Exercise: One number is the whole answer: how many lines of the records include "First".

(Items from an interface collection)
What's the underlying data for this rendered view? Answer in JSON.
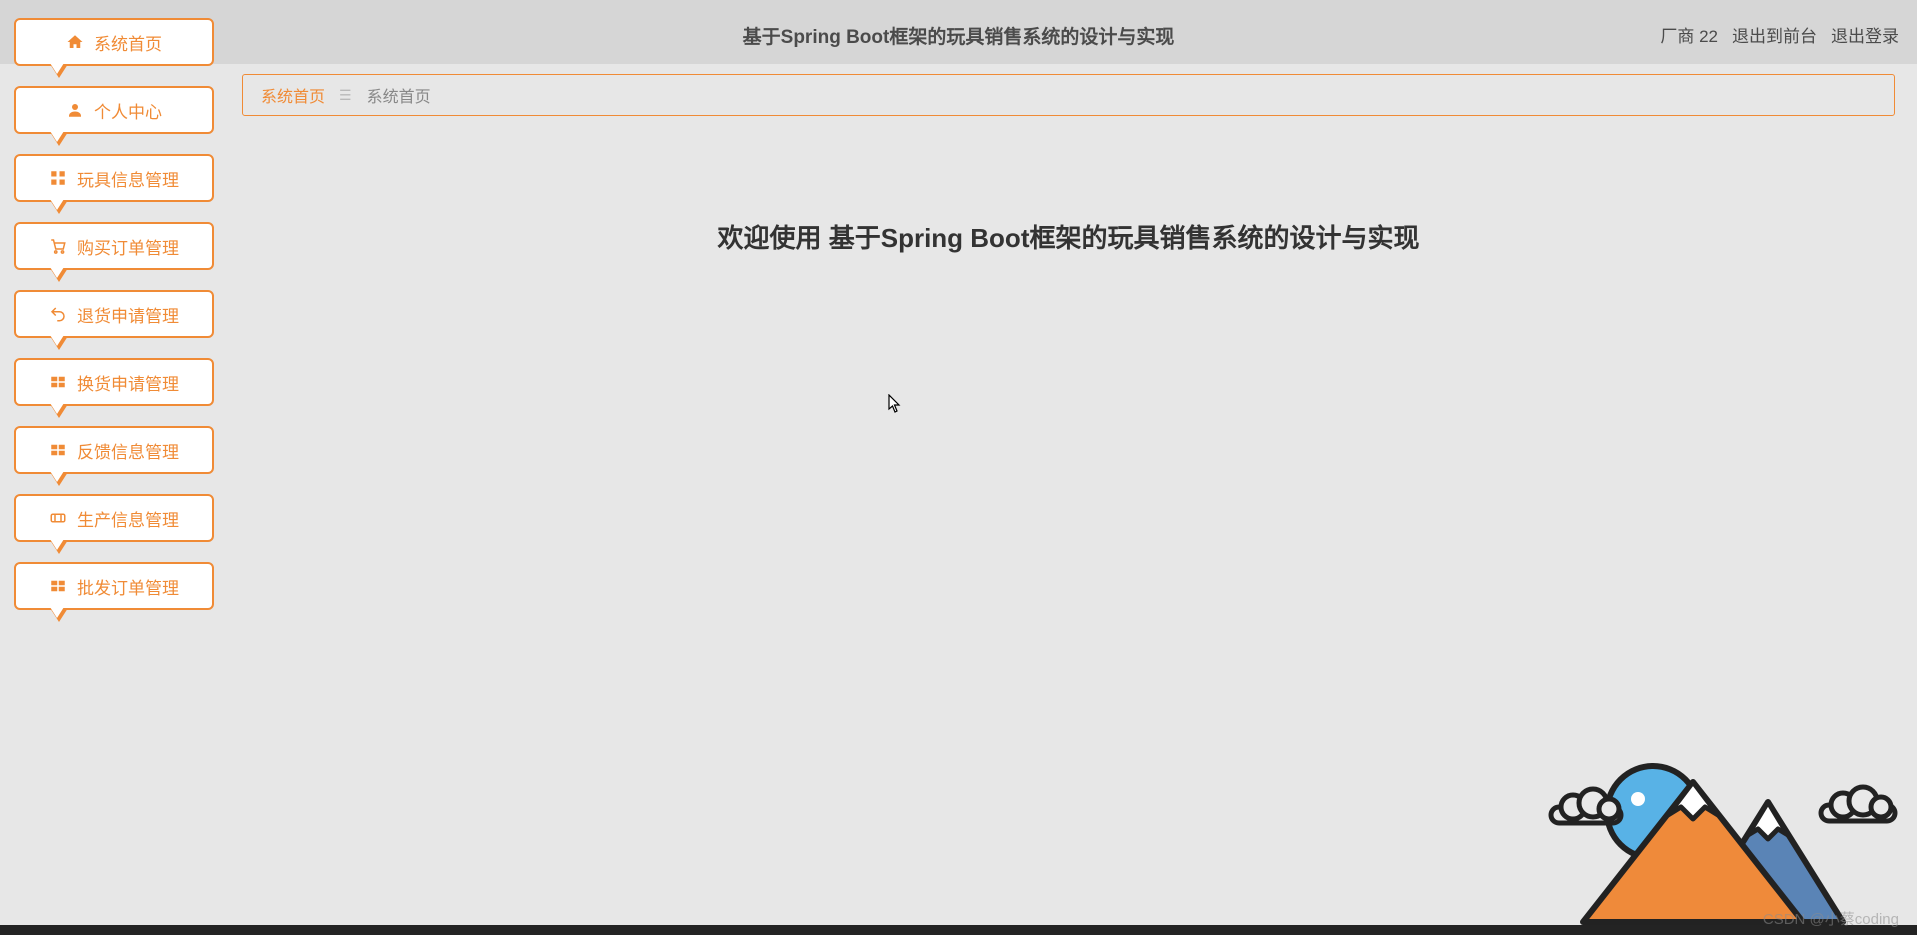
{
  "colors": {
    "accent": "#f08b36"
  },
  "header": {
    "title": "基于Spring Boot框架的玩具销售系统的设计与实现",
    "user_label": "厂商 22",
    "to_front": "退出到前台",
    "logout": "退出登录"
  },
  "sidebar": {
    "items": [
      {
        "icon": "home-icon",
        "label": "系统首页"
      },
      {
        "icon": "user-icon",
        "label": "个人中心"
      },
      {
        "icon": "grid-icon",
        "label": "玩具信息管理"
      },
      {
        "icon": "cart-icon",
        "label": "购买订单管理"
      },
      {
        "icon": "return-icon",
        "label": "退货申请管理"
      },
      {
        "icon": "exchange-icon",
        "label": "换货申请管理"
      },
      {
        "icon": "feedback-icon",
        "label": "反馈信息管理"
      },
      {
        "icon": "ticket-icon",
        "label": "生产信息管理"
      },
      {
        "icon": "wholesale-icon",
        "label": "批发订单管理"
      }
    ]
  },
  "breadcrumb": {
    "root": "系统首页",
    "separator": "☰",
    "current": "系统首页"
  },
  "main": {
    "welcome": "欢迎使用 基于Spring Boot框架的玩具销售系统的设计与实现"
  },
  "watermark": "CSDN @小蔡coding"
}
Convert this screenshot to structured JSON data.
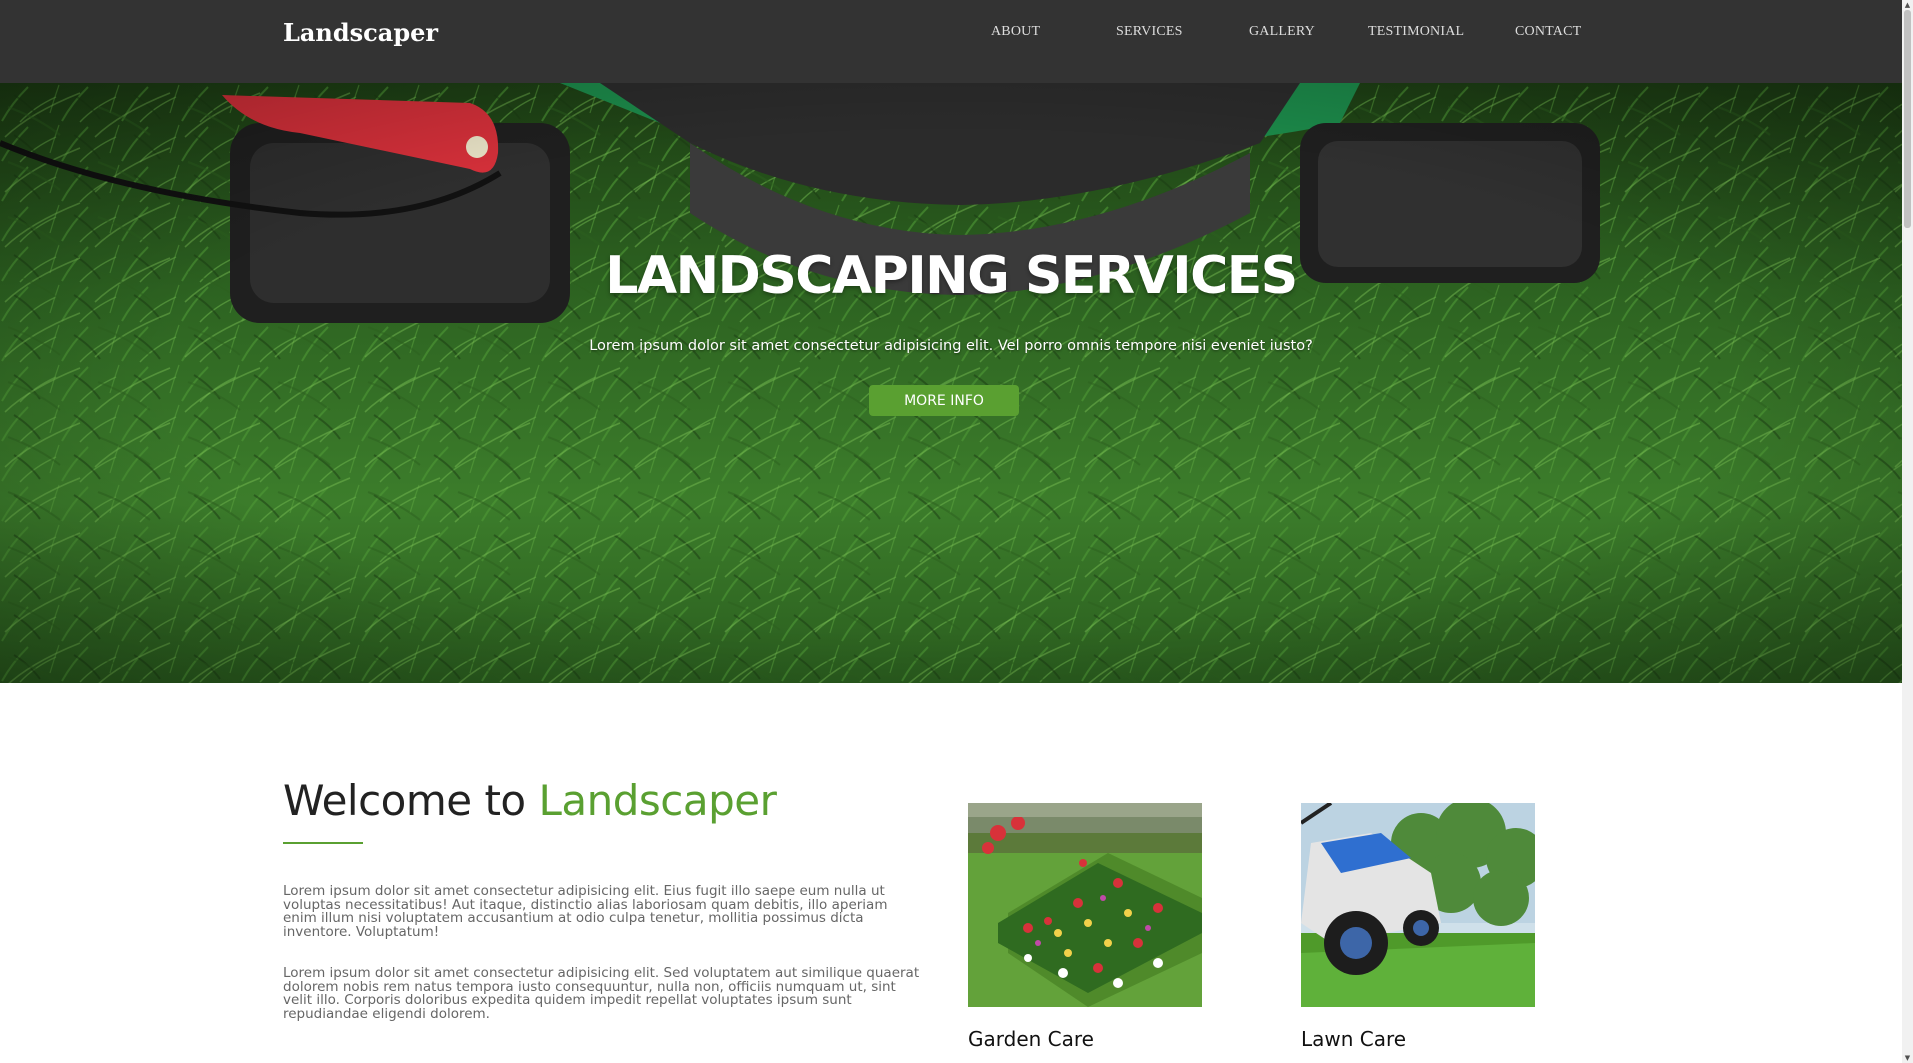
{
  "nav": {
    "brand": "Landscaper",
    "links": [
      "ABOUT",
      "SERVICES",
      "GALLERY",
      "TESTIMONIAL",
      "CONTACT"
    ]
  },
  "hero": {
    "title": "LANDSCAPING SERVICES",
    "subtitle": "Lorem ipsum dolor sit amet consectetur adipisicing elit. Vel porro omnis tempore nisi eveniet iusto?",
    "button": "MORE INFO"
  },
  "welcome": {
    "title_prefix": "Welcome to",
    "title_accent": "Landscaper",
    "paragraph1": "Lorem ipsum dolor sit amet consectetur adipisicing elit. Eius fugit illo saepe eum nulla ut voluptas necessitatibus! Aut itaque, distinctio alias laboriosam quam debitis, illo aperiam enim illum nisi voluptatem accusantium at odio culpa tenetur, mollitia possimus dicta inventore. Voluptatum!",
    "paragraph2": "Lorem ipsum dolor sit amet consectetur adipisicing elit. Sed voluptatem aut similique quaerat dolorem nobis rem natus tempora iusto consequuntur, nulla non, officiis numquam ut, sint velit illo. Corporis doloribus expedita quidem impedit repellat voluptates ipsum sunt repudiandae eligendi dolorem."
  },
  "services": [
    {
      "title": "Garden Care"
    },
    {
      "title": "Lawn Care"
    }
  ],
  "colors": {
    "nav_bg": "#333333",
    "accent": "#5aa031",
    "hero_grass": "#2f6b23"
  }
}
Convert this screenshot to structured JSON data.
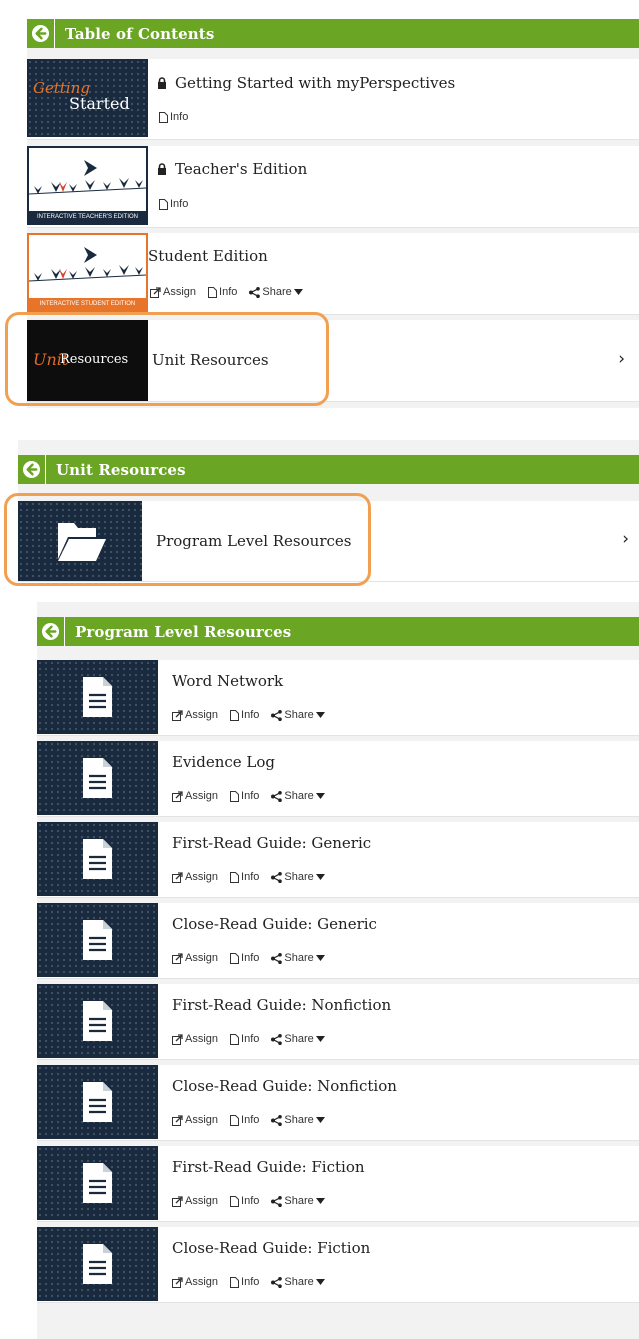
{
  "toc": {
    "title": "Table of Contents",
    "items": [
      {
        "title": "Getting Started with myPerspectives",
        "thumb_line1": "Getting",
        "thumb_line2": "Started",
        "info": "Info"
      },
      {
        "title": "Teacher's Edition",
        "thumb_caption": "INTERACTIVE TEACHER'S EDITION",
        "info": "Info"
      },
      {
        "title": "Student Edition",
        "thumb_caption": "INTERACTIVE STUDENT EDITION",
        "assign": "Assign",
        "info": "Info",
        "share": "Share"
      },
      {
        "title": "Unit Resources",
        "thumb_unit": "Unit",
        "thumb_resources": "Resources"
      }
    ]
  },
  "unit": {
    "title": "Unit Resources",
    "items": [
      {
        "title": "Program Level Resources"
      }
    ]
  },
  "program": {
    "title": "Program Level Resources",
    "actions": {
      "assign": "Assign",
      "info": "Info",
      "share": "Share"
    },
    "items": [
      {
        "title": "Word Network"
      },
      {
        "title": "Evidence Log"
      },
      {
        "title": "First-Read Guide: Generic"
      },
      {
        "title": "Close-Read Guide: Generic"
      },
      {
        "title": "First-Read Guide: Nonfiction"
      },
      {
        "title": "Close-Read Guide: Nonfiction"
      },
      {
        "title": "First-Read Guide: Fiction"
      },
      {
        "title": "Close-Read Guide: Fiction"
      }
    ]
  },
  "colors": {
    "header": "#6aa524",
    "highlight": "#f0a050",
    "thumb": "#1a2a3e"
  },
  "icons": [
    "back-arrow-icon",
    "lock-icon",
    "info-doc-icon",
    "assign-icon",
    "share-icon",
    "caret-down-icon",
    "chevron-right-icon",
    "folder-icon",
    "document-icon"
  ]
}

Answer to this task: 3